Bryanston Mews East is a cobbled cul-de-sac off Montagu Place in Westminster, next to the Embassy of Switzerland. It runs in line with Montagu Mews West, another original/ surviving Mews and both are roughly north-south oriented.
Between 1940 and 1941, a high explosive bomb is recorded falling onto the north-east side of Bryanston Square near to the Mews. The area was regarded as having comfortable living conditions when the London Poverty Maps were originally published.
Bryanston Mews East is a part of Westminster City Council’s Portman Estate Conservation Area. Situated in the boundaries of Marylebone, which was once covered with forest and marshland, the estate originally comprised about 270 acres and now contains a variety of buildings from different centuries, from many examples of Mews to the grand terraces of Bryanston Square and Montagu Square.
The Mews contains two and three storey properties with a wide array of different roof and facade styles. The road surface is cobbled and there are partial pavements and both intact and converted garages. The 17 properties in the Mews are used for residential purposes.
The original purpose of the Mews was to provide stable/ coach house accommodation for the main properties in Bryanston Square and Montagu Square, but now the usage of the buildings is primarily residential.
Since 2003 there have been a few planning applications made to the properties, some of which have been demolished and rebuilt so are no longer original and others having additional residential accommodation created in the form of garage conversions.

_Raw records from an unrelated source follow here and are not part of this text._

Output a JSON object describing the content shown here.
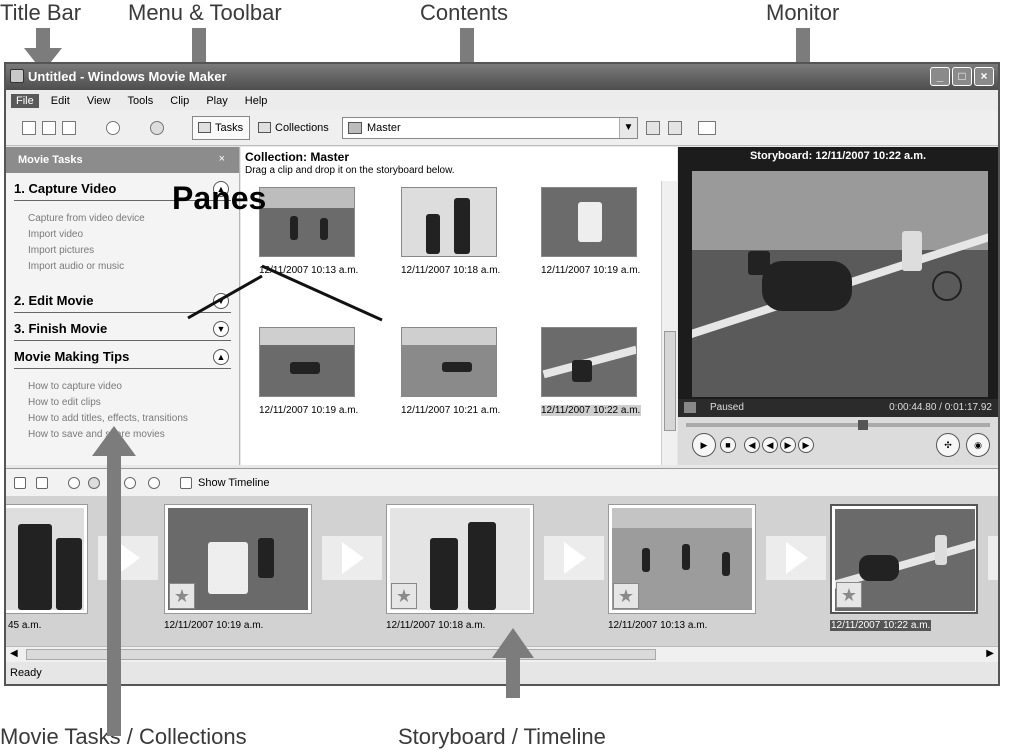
{
  "annotations": {
    "title_bar": "Title Bar",
    "menu_toolbar": "Menu & Toolbar",
    "contents": "Contents",
    "monitor": "Monitor",
    "panes": "Panes",
    "tasks_collections": "Movie Tasks / Collections",
    "storyboard_timeline": "Storyboard / Timeline"
  },
  "window": {
    "title": "Untitled - Windows Movie Maker"
  },
  "menu": [
    "File",
    "Edit",
    "View",
    "Tools",
    "Clip",
    "Play",
    "Help"
  ],
  "toolbar": {
    "tasks_label": "Tasks",
    "collections_label": "Collections",
    "collection_select": "Master"
  },
  "tasks": {
    "header": "Movie Tasks",
    "close": "×",
    "sections": [
      {
        "title": "1. Capture Video",
        "links": [
          "Capture from video device",
          "Import video",
          "Import pictures",
          "Import audio or music"
        ]
      },
      {
        "title": "2. Edit Movie",
        "links": []
      },
      {
        "title": "3. Finish Movie",
        "links": []
      },
      {
        "title": "Movie Making Tips",
        "links": [
          "How to capture video",
          "How to edit clips",
          "How to add titles, effects, transitions",
          "How to save and share movies"
        ]
      }
    ]
  },
  "contents": {
    "title": "Collection: Master",
    "subtitle": "Drag a clip and drop it on the storyboard below.",
    "clips": [
      {
        "caption": "12/11/2007 10:13 a.m."
      },
      {
        "caption": "12/11/2007 10:18 a.m."
      },
      {
        "caption": "12/11/2007 10:19 a.m."
      },
      {
        "caption": "12/11/2007 10:19 a.m."
      },
      {
        "caption": "12/11/2007 10:21 a.m."
      },
      {
        "caption": "12/11/2007 10:22 a.m."
      }
    ]
  },
  "monitor": {
    "title": "Storyboard: 12/11/2007 10:22 a.m.",
    "state": "Paused",
    "time": "0:00:44.80 / 0:01:17.92"
  },
  "storyboard": {
    "show_timeline": "Show Timeline",
    "clips": [
      {
        "caption": "45 a.m."
      },
      {
        "caption": "12/11/2007 10:19 a.m."
      },
      {
        "caption": "12/11/2007 10:18 a.m."
      },
      {
        "caption": "12/11/2007 10:13 a.m."
      },
      {
        "caption": "12/11/2007 10:22 a.m."
      }
    ]
  },
  "status": "Ready"
}
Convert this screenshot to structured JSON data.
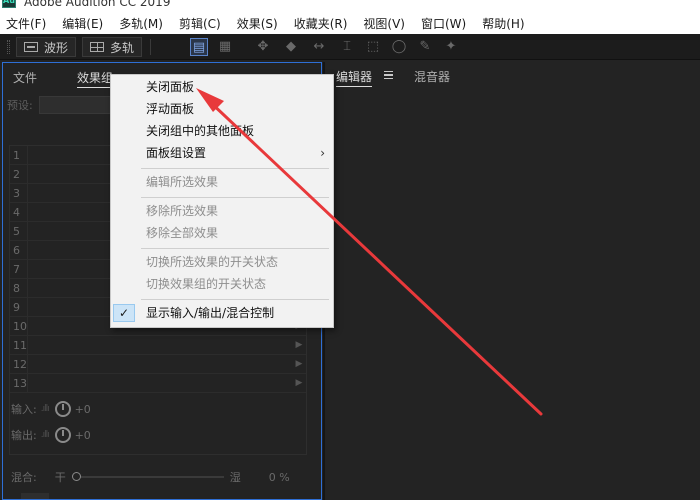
{
  "window": {
    "title": "Adobe Audition CC 2019",
    "icon_text": "Au"
  },
  "menubar": {
    "items": [
      "文件(F)",
      "编辑(E)",
      "多轨(M)",
      "剪辑(C)",
      "效果(S)",
      "收藏夹(R)",
      "视图(V)",
      "窗口(W)",
      "帮助(H)"
    ]
  },
  "toolbar": {
    "waveform_label": "波形",
    "multitrack_label": "多轨"
  },
  "left_panel": {
    "tabs": [
      "文件",
      "效果组"
    ],
    "preset_label": "预设:",
    "slots": [
      "1",
      "2",
      "3",
      "4",
      "5",
      "6",
      "7",
      "8",
      "9",
      "10",
      "11",
      "12",
      "13"
    ],
    "input_label": "输入:",
    "input_value": "+0",
    "output_label": "输出:",
    "output_value": "+0",
    "mix_label": "混合:",
    "mix_dry": "干",
    "mix_wet": "湿",
    "mix_value": "0 %"
  },
  "right_panel": {
    "tabs": [
      "编辑器",
      "混音器"
    ]
  },
  "context_menu": {
    "items": [
      {
        "label": "关闭面板",
        "enabled": true
      },
      {
        "label": "浮动面板",
        "enabled": true
      },
      {
        "label": "关闭组中的其他面板",
        "enabled": true
      },
      {
        "label": "面板组设置",
        "enabled": true,
        "submenu": true
      },
      {
        "label": "编辑所选效果",
        "enabled": false
      },
      {
        "label": "移除所选效果",
        "enabled": false
      },
      {
        "label": "移除全部效果",
        "enabled": false
      },
      {
        "label": "切换所选效果的开关状态",
        "enabled": false
      },
      {
        "label": "切换效果组的开关状态",
        "enabled": false
      },
      {
        "label": "显示输入/输出/混合控制",
        "enabled": true,
        "checked": true
      }
    ]
  },
  "colors": {
    "panel_bg": "#232323",
    "focus_border": "#2e6fd6",
    "menu_bg": "#f2f2f2",
    "annotation_arrow": "#e8393b",
    "check_highlight": "#cce4f7"
  }
}
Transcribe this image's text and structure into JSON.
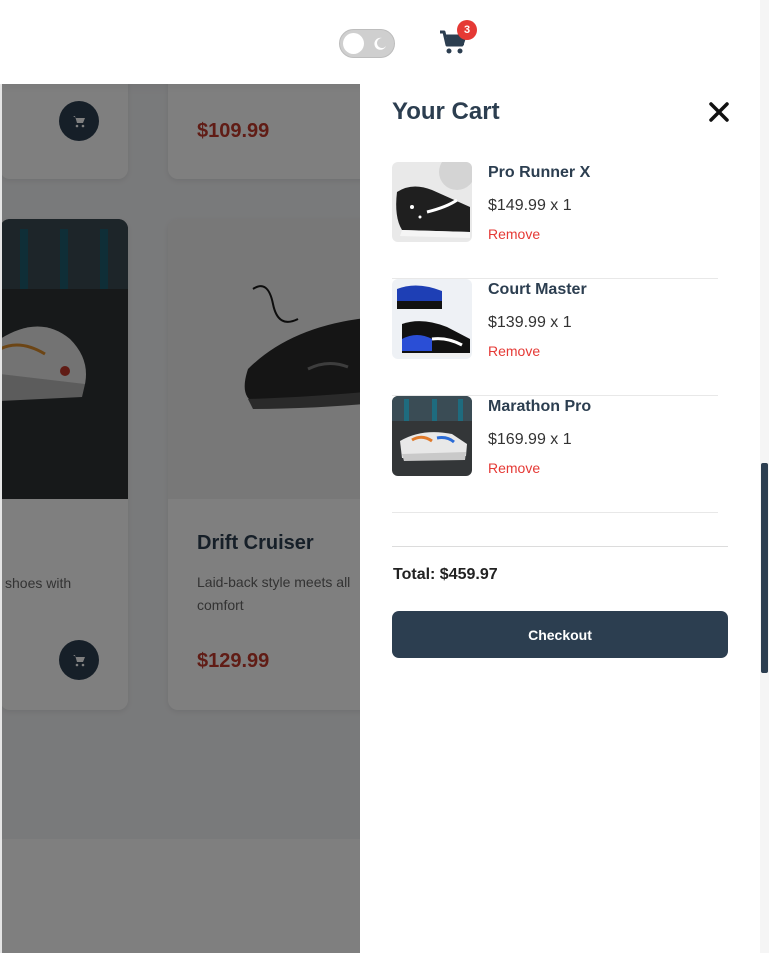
{
  "header": {
    "cart_count": "3",
    "icons": [
      "moon-icon",
      "cart-icon"
    ]
  },
  "background_products": [
    {
      "price": "$109.99"
    },
    {
      "name": "",
      "description": "shoes with",
      "price": ""
    },
    {
      "name": "Drift Cruiser",
      "description": "Laid-back style meets all comfort",
      "price": "$129.99"
    }
  ],
  "cart": {
    "title": "Your Cart",
    "items": [
      {
        "name": "Pro Runner X",
        "price_qty": "$149.99 x 1",
        "remove_label": "Remove"
      },
      {
        "name": "Court Master",
        "price_qty": "$139.99 x 1",
        "remove_label": "Remove"
      },
      {
        "name": "Marathon Pro",
        "price_qty": "$169.99 x 1",
        "remove_label": "Remove"
      }
    ],
    "total": "Total: $459.97",
    "checkout_label": "Checkout"
  },
  "colors": {
    "primary": "#2c3e50",
    "accent_red": "#c0392b",
    "remove_red": "#e53935",
    "badge_red": "#e53935"
  }
}
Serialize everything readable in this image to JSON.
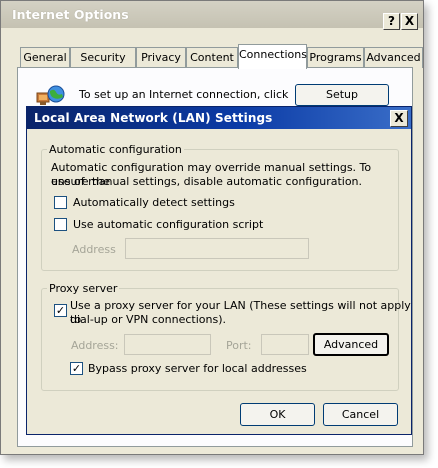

Conservation Area controls apply to any new development in the Mews.